This litigation was born in 1969 and the issues presented are still before the court for resolution. For a complete review of the history of this case and a recitation of the facts, I refer the reader to Judge Matthews' opinion in 106 N.J. Super. 545 (Ch. Div. 1969) and the Supreme Court opinion by former Chief Justice Weintraub reported in 56 N.J. 210 (1970).*fn1
The matter was returned to this court on a remand from our Supreme Court for an evidentiary hearing to determine the appropriateness of certain items on forms in use by the then Attorney General of the State of New Jersey.*fn2 The matter is not now before the court on the evidentiary hearing
as directed by the Supreme Court, but rather on cross-motions. Plaintiffs have moved to compel the Supervisor of the State Police Central Security Unit to submit to depositions. The Attorney General has renewed an earlier motion to dismiss the complaint.
I will address myself to the motion of the Attorney General first. The State moves for dismissal on the grounds that the issue is moot and the complaint fails to state a cause of action because the mere existence of governmental intelligence activity does not establish a judicially cognizable claim under the First Amendment to the United States Constitution.
The State argues that the complaint is now moot because the forms in question are no longer in use.
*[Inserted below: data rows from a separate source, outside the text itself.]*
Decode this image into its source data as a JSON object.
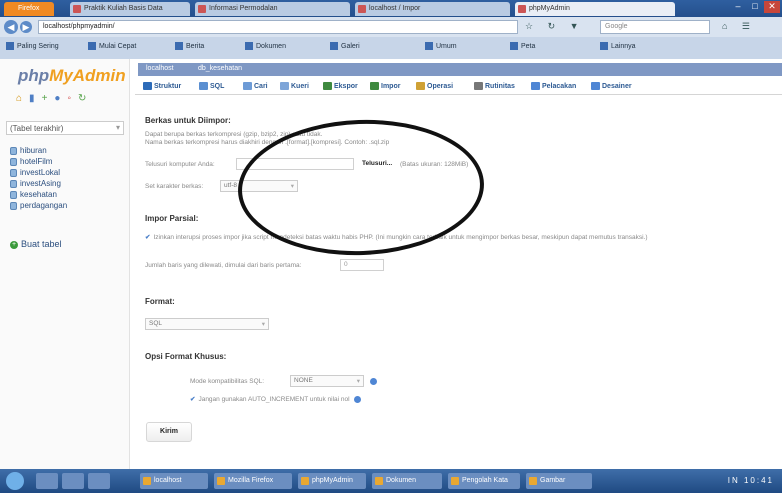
{
  "browser": {
    "tabs": [
      {
        "label": "Firefox",
        "style": "orange"
      },
      {
        "label": "Praktik Kuliah Basis Data",
        "style": "normal"
      },
      {
        "label": "Informasi Permodalan",
        "style": "normal"
      },
      {
        "label": "localhost / Impor",
        "style": "normal"
      },
      {
        "label": "phpMyAdmin",
        "style": "active"
      }
    ],
    "url": "localhost/phpmyadmin/",
    "search_placeholder": "Google",
    "bookmarks": [
      "Paling Sering",
      "Mulai Cepat",
      "Berita",
      "Dokumen",
      "Galeri",
      "Umum",
      "Peta",
      "Lainnya"
    ]
  },
  "pma": {
    "logo_pre": "php",
    "logo_my": "MyAdmin",
    "recent_label": "(Tabel terakhir)",
    "databases": [
      "hiburan",
      "hotelFilm",
      "investLokal",
      "investAsing",
      "kesehatan",
      "perdagangan"
    ],
    "new_table": "Buat tabel",
    "breadcrumb": [
      "localhost",
      "db_kesehatan"
    ],
    "menu": [
      {
        "label": "Struktur",
        "color": "#2d6bb8"
      },
      {
        "label": "SQL",
        "color": "#5b8fd1"
      },
      {
        "label": "Cari",
        "color": "#6d9bd6"
      },
      {
        "label": "Kueri",
        "color": "#7ea5d8"
      },
      {
        "label": "Ekspor",
        "color": "#3f8a3f"
      },
      {
        "label": "Impor",
        "color": "#3f8a3f"
      },
      {
        "label": "Operasi",
        "color": "#cfa135"
      },
      {
        "label": "Rutinitas",
        "color": "#777777"
      },
      {
        "label": "Pelacakan",
        "color": "#4f86d4"
      },
      {
        "label": "Desainer",
        "color": "#4f86d4"
      }
    ],
    "import": {
      "file_title": "Berkas untuk Diimpor:",
      "file_text_1": "Dapat berupa berkas terkompresi (gzip, bzip2, zip) atau tidak.",
      "file_text_2": "Nama berkas terkompresi harus diakhiri dengan .[format].[kompresi]. Contoh: .sql.zip",
      "browse_label": "Telusuri komputer Anda:",
      "browse_button": "Telusuri...",
      "max_size": "(Batas ukuran: 128MiB)",
      "charset_label": "Set karakter berkas:",
      "charset_value": "utf-8",
      "partial_title": "Impor Parsial:",
      "partial_check": "Izinkan interupsi proses impor jika script mendeteksi batas waktu habis PHP. (Ini mungkin cara terbaik untuk mengimpor berkas besar, meskipun dapat memutus transaksi.)",
      "skip_label": "Jumlah baris yang dilewati, dimulai dari baris pertama:",
      "skip_value": "0",
      "format_title": "Format:",
      "format_value": "SQL",
      "options_title": "Opsi Format Khusus:",
      "compat_label": "Mode kompatibilitas SQL:",
      "compat_value": "NONE",
      "auto_inc_check": "Jangan gunakan AUTO_INCREMENT untuk nilai nol",
      "go_button": "Kirim"
    }
  },
  "taskbar": {
    "items": [
      "localhost",
      "Mozilla Firefox",
      "phpMyAdmin",
      "Dokumen",
      "Pengolah Kata",
      "Gambar"
    ],
    "tray": "IN 10:41"
  }
}
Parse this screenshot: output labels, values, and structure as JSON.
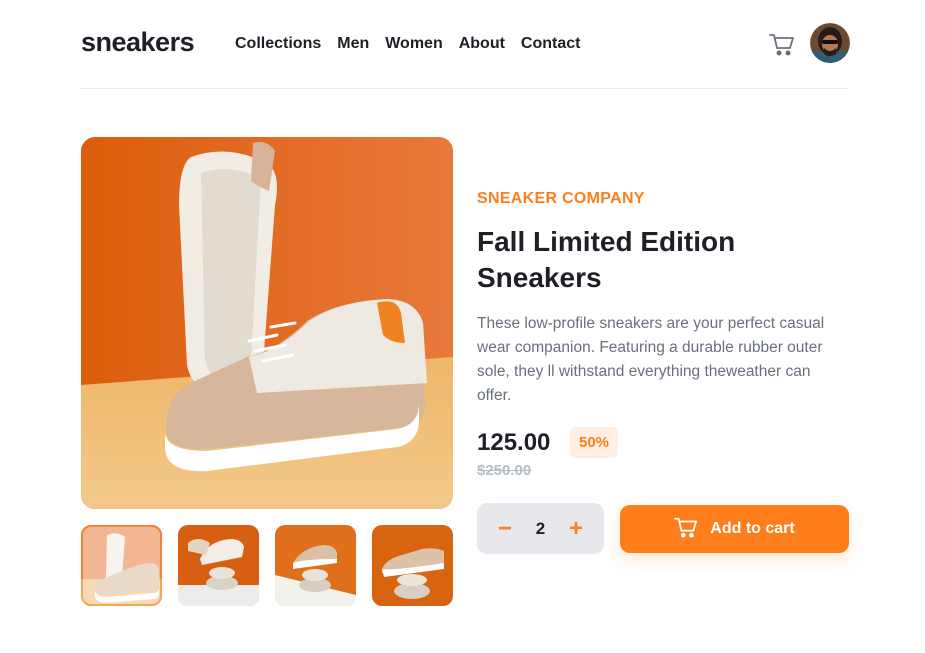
{
  "brand_logo": "sneakers",
  "nav": {
    "items": [
      {
        "label": "Collections"
      },
      {
        "label": "Men"
      },
      {
        "label": "Women"
      },
      {
        "label": "About"
      },
      {
        "label": "Contact"
      }
    ]
  },
  "header": {
    "cart_icon": "cart-icon",
    "avatar_icon": "user-avatar"
  },
  "gallery": {
    "main_image": "white and tan low-profile sneakers on orange background",
    "thumbnails": [
      {
        "name": "thumbnail-1",
        "active": true
      },
      {
        "name": "thumbnail-2",
        "active": false
      },
      {
        "name": "thumbnail-3",
        "active": false
      },
      {
        "name": "thumbnail-4",
        "active": false
      }
    ]
  },
  "product": {
    "company": "SNEAKER COMPANY",
    "title_line1": "Fall Limited Edition",
    "title_line2": "Sneakers",
    "description": "These low-profile sneakers are your perfect casual wear companion. Featuring a durable rubber outer sole, they ll withstand everything theweather can offer.",
    "price": "125.00",
    "discount": "50%",
    "original_price": "$250.00"
  },
  "cart_controls": {
    "minus": "−",
    "quantity": "2",
    "plus": "+",
    "add_label": "Add to cart"
  },
  "colors": {
    "accent": "#ff7e1b",
    "accent_light": "#ffeee2",
    "text_dark": "#1d2026",
    "text_muted": "#69707d",
    "stepper_bg": "#e6e8ec"
  }
}
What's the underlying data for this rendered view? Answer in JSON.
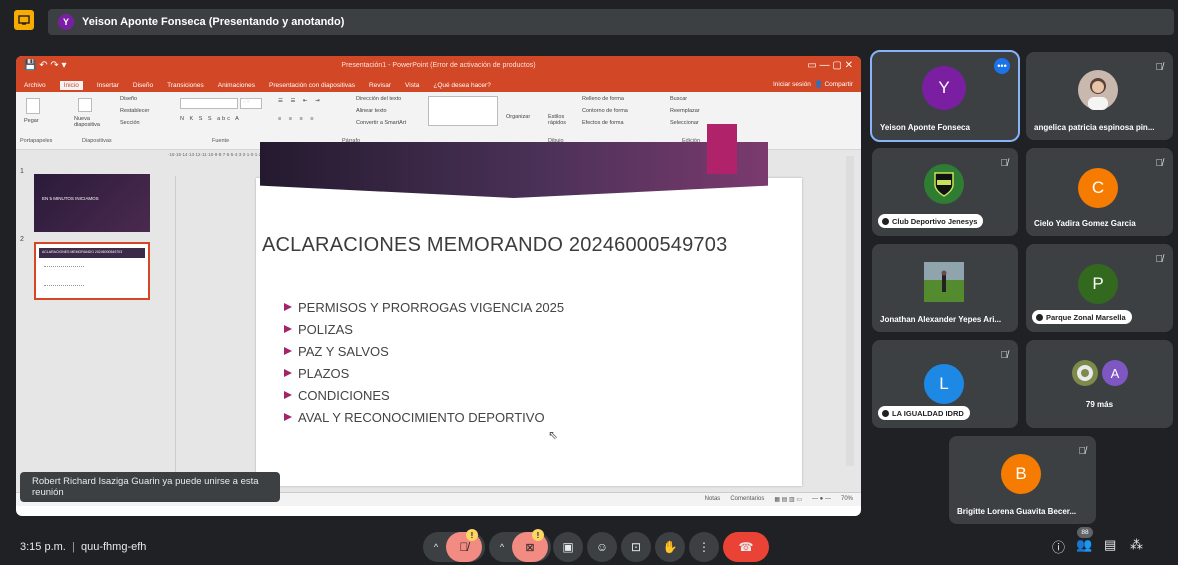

It appears from the record that on February 10, 1976 new guidelines as to the scope and functions of the Central Security Unit were issued and circulated by the Superintendent of the State Police. This document, entitled "New Jersey State Police Central Security Unit Manual," effectively supersedes prior guidelines as to the operation of the unit. The memorandum and forms which were to be the subject matter of the remand hearing have thus been effectively rescinded.
Judge Matthews expressed the basic issue in this case as follows:
Plaintiffs here seek review of and relief from only a small segment of the 43-page memorandum. The matter at issue is contained in a portion of the memorandum, printed on page 19 thereof, which is entitled "Potential Problems" and which reads as follows:
"Our State Police have been working closely with local police in various communities throughout the State in a continuing effort to keep abreast of potential civil disorder problems. In that respect, therefore, we are already familiar generally with basic problems in these communities. However, these problems change and we should never become over confident to the end that we lose sight of the cause, as well as the effect of civil disturbances. The State Police Central Security Unit has distributed Security Summary Reports (Form 421) and Security Incident Reports (Form 420) (see Appendix G) to each police department. It is necessary that these reports
be used routinely to inform the State Police of the situation in your community. We urge you to see that this vital intelligence is communicated to this central bureau for evaluation and dissemination." [106 N.J. Super. at 548]
The Supreme Court in its opinion commented:
The complaint revolves about a memorandum, entitled "Civil Disorders -- The Role of Local, County and State Government" (herein Memorandum), prepared by the Attorney General of the State and sent to ...